Stored records
※
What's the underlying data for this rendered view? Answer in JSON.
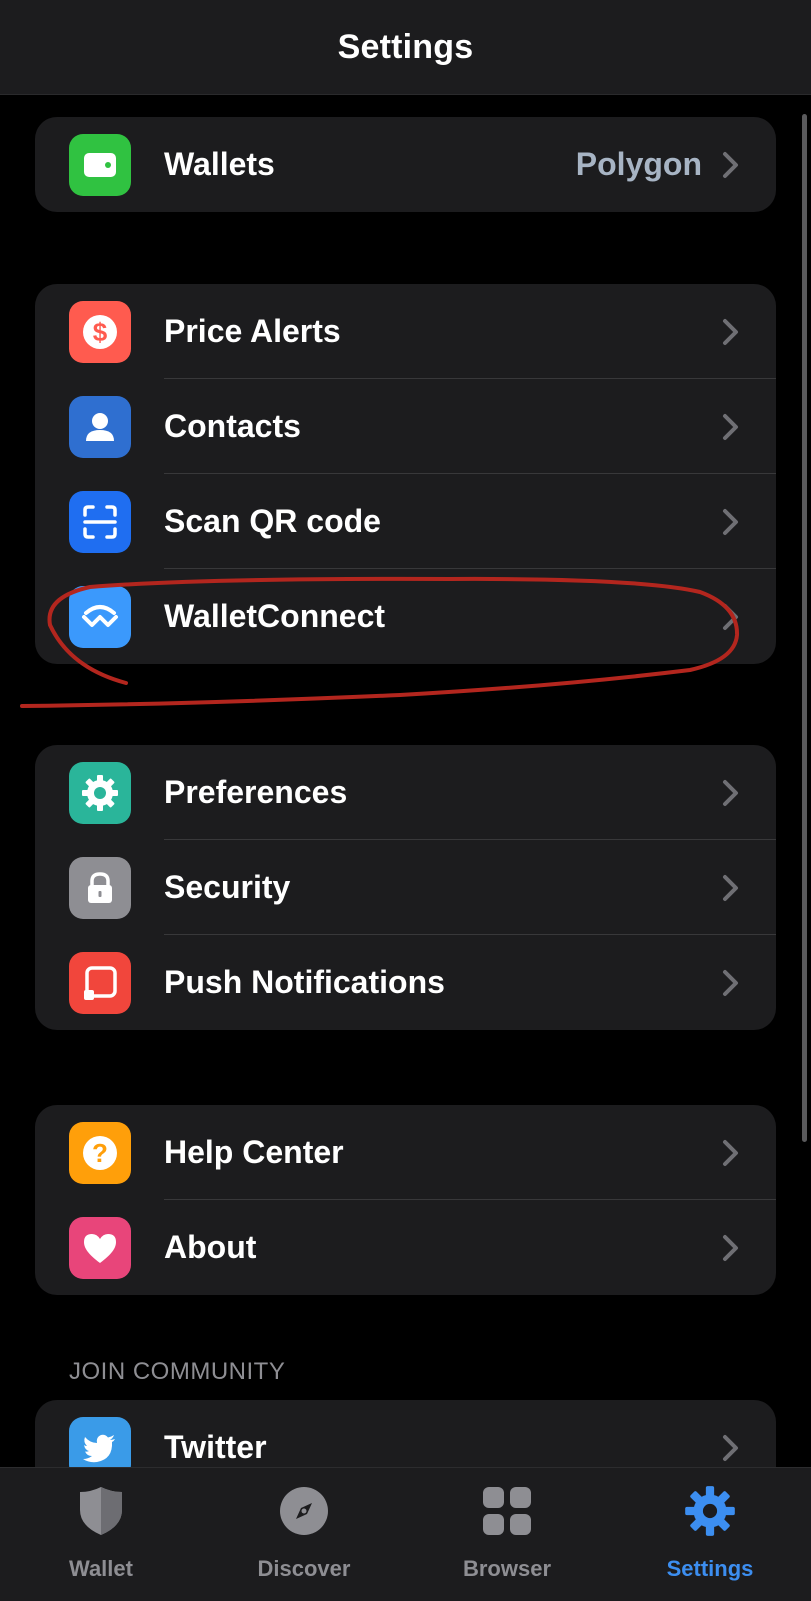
{
  "header": {
    "title": "Settings"
  },
  "groups": {
    "g1": [
      {
        "label": "Wallets",
        "value": "Polygon",
        "icon": "wallet-icon",
        "color": "#30c241"
      }
    ],
    "g2": [
      {
        "label": "Price Alerts",
        "icon": "dollar-icon",
        "color": "#ff5b4f"
      },
      {
        "label": "Contacts",
        "icon": "person-icon",
        "color": "#2f6fd0"
      },
      {
        "label": "Scan QR code",
        "icon": "scan-icon",
        "color": "#1f6ef1"
      },
      {
        "label": "WalletConnect",
        "icon": "walletconnect-icon",
        "color": "#3b99fc"
      }
    ],
    "g3": [
      {
        "label": "Preferences",
        "icon": "gear-icon",
        "color": "#2ab59a"
      },
      {
        "label": "Security",
        "icon": "lock-icon",
        "color": "#8e8e93"
      },
      {
        "label": "Push Notifications",
        "icon": "notification-icon",
        "color": "#f1463c"
      }
    ],
    "g4": [
      {
        "label": "Help Center",
        "icon": "question-icon",
        "color": "#ff9f0a"
      },
      {
        "label": "About",
        "icon": "heart-icon",
        "color": "#e8457a"
      }
    ],
    "community_header": "JOIN COMMUNITY",
    "community": [
      {
        "label": "Twitter",
        "icon": "twitter-icon",
        "color": "#3a9be8"
      }
    ]
  },
  "tabbar": {
    "items": [
      {
        "label": "Wallet",
        "icon": "shield-icon",
        "active": false
      },
      {
        "label": "Discover",
        "icon": "compass-icon",
        "active": false
      },
      {
        "label": "Browser",
        "icon": "grid-icon",
        "active": false
      },
      {
        "label": "Settings",
        "icon": "gear-icon",
        "active": true
      }
    ],
    "active_color": "#3c8ef0",
    "inactive_color": "#8e8e93"
  },
  "annotation": {
    "color": "#b3261e",
    "target": "WalletConnect"
  }
}
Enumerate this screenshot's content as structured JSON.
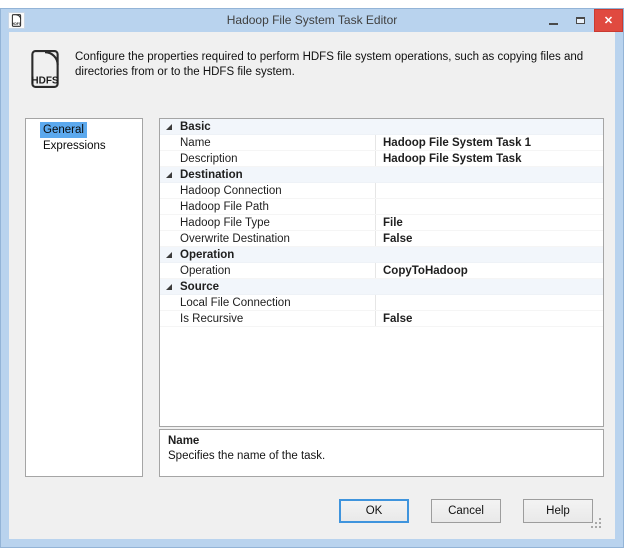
{
  "window": {
    "title": "Hadoop File System Task Editor"
  },
  "header": {
    "icon_label": "HDFS",
    "description": "Configure the properties required to perform HDFS file system operations, such as copying files and directories from or to the HDFS file system."
  },
  "nav": {
    "items": [
      {
        "label": "General",
        "selected": true
      },
      {
        "label": "Expressions",
        "selected": false
      }
    ]
  },
  "property_grid": {
    "rows": [
      {
        "type": "category",
        "label": "Basic"
      },
      {
        "type": "property",
        "label": "Name",
        "value": "Hadoop File System Task 1"
      },
      {
        "type": "property",
        "label": "Description",
        "value": "Hadoop File System Task"
      },
      {
        "type": "category",
        "label": "Destination"
      },
      {
        "type": "property",
        "label": "Hadoop Connection",
        "value": ""
      },
      {
        "type": "property",
        "label": "Hadoop File Path",
        "value": ""
      },
      {
        "type": "property",
        "label": "Hadoop File Type",
        "value": "File"
      },
      {
        "type": "property",
        "label": "Overwrite Destination",
        "value": "False"
      },
      {
        "type": "category",
        "label": "Operation"
      },
      {
        "type": "property",
        "label": "Operation",
        "value": "CopyToHadoop"
      },
      {
        "type": "category",
        "label": "Source"
      },
      {
        "type": "property",
        "label": "Local File Connection",
        "value": ""
      },
      {
        "type": "property",
        "label": "Is Recursive",
        "value": "False"
      }
    ]
  },
  "detail": {
    "title": "Name",
    "description": "Specifies the name of the task."
  },
  "buttons": {
    "ok": "OK",
    "cancel": "Cancel",
    "help": "Help"
  },
  "colors": {
    "titlebar": "#b9d3ee",
    "close_button": "#e04a40",
    "selection": "#5ca9ee",
    "category_row_tint": "#f2f6fb"
  }
}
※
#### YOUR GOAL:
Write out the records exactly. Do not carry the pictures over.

#### TASK RESULT:
What's the underlying data for this rendered view? Answer in JSON.
{
  "header": {
    "title": "Settings"
  },
  "groups": {
    "g1": [
      {
        "label": "Wallets",
        "value": "Polygon",
        "icon": "wallet-icon",
        "color": "#30c241"
      }
    ],
    "g2": [
      {
        "label": "Price Alerts",
        "icon": "dollar-icon",
        "color": "#ff5b4f"
      },
      {
        "label": "Contacts",
        "icon": "person-icon",
        "color": "#2f6fd0"
      },
      {
        "label": "Scan QR code",
        "icon": "scan-icon",
        "color": "#1f6ef1"
      },
      {
        "label": "WalletConnect",
        "icon": "walletconnect-icon",
        "color": "#3b99fc"
      }
    ],
    "g3": [
      {
        "label": "Preferences",
        "icon": "gear-icon",
        "color": "#2ab59a"
      },
      {
        "label": "Security",
        "icon": "lock-icon",
        "color": "#8e8e93"
      },
      {
        "label": "Push Notifications",
        "icon": "notification-icon",
        "color": "#f1463c"
      }
    ],
    "g4": [
      {
        "label": "Help Center",
        "icon": "question-icon",
        "color": "#ff9f0a"
      },
      {
        "label": "About",
        "icon": "heart-icon",
        "color": "#e8457a"
      }
    ],
    "community_header": "JOIN COMMUNITY",
    "community": [
      {
        "label": "Twitter",
        "icon": "twitter-icon",
        "color": "#3a9be8"
      }
    ]
  },
  "tabbar": {
    "items": [
      {
        "label": "Wallet",
        "icon": "shield-icon",
        "active": false
      },
      {
        "label": "Discover",
        "icon": "compass-icon",
        "active": false
      },
      {
        "label": "Browser",
        "icon": "grid-icon",
        "active": false
      },
      {
        "label": "Settings",
        "icon": "gear-icon",
        "active": true
      }
    ],
    "active_color": "#3c8ef0",
    "inactive_color": "#8e8e93"
  },
  "annotation": {
    "color": "#b3261e",
    "target": "WalletConnect"
  }
}
Enumerate this screenshot's content as structured JSON.
{
  "window": {
    "title": "Hadoop File System Task Editor"
  },
  "header": {
    "icon_label": "HDFS",
    "description": "Configure the properties required to perform HDFS file system operations, such as copying files and directories from or to the HDFS file system."
  },
  "nav": {
    "items": [
      {
        "label": "General",
        "selected": true
      },
      {
        "label": "Expressions",
        "selected": false
      }
    ]
  },
  "property_grid": {
    "rows": [
      {
        "type": "category",
        "label": "Basic"
      },
      {
        "type": "property",
        "label": "Name",
        "value": "Hadoop File System Task 1"
      },
      {
        "type": "property",
        "label": "Description",
        "value": "Hadoop File System Task"
      },
      {
        "type": "category",
        "label": "Destination"
      },
      {
        "type": "property",
        "label": "Hadoop Connection",
        "value": ""
      },
      {
        "type": "property",
        "label": "Hadoop File Path",
        "value": ""
      },
      {
        "type": "property",
        "label": "Hadoop File Type",
        "value": "File"
      },
      {
        "type": "property",
        "label": "Overwrite Destination",
        "value": "False"
      },
      {
        "type": "category",
        "label": "Operation"
      },
      {
        "type": "property",
        "label": "Operation",
        "value": "CopyToHadoop"
      },
      {
        "type": "category",
        "label": "Source"
      },
      {
        "type": "property",
        "label": "Local File Connection",
        "value": ""
      },
      {
        "type": "property",
        "label": "Is Recursive",
        "value": "False"
      }
    ]
  },
  "detail": {
    "title": "Name",
    "description": "Specifies the name of the task."
  },
  "buttons": {
    "ok": "OK",
    "cancel": "Cancel",
    "help": "Help"
  },
  "colors": {
    "titlebar": "#b9d3ee",
    "close_button": "#e04a40",
    "selection": "#5ca9ee",
    "category_row_tint": "#f2f6fb"
  }
}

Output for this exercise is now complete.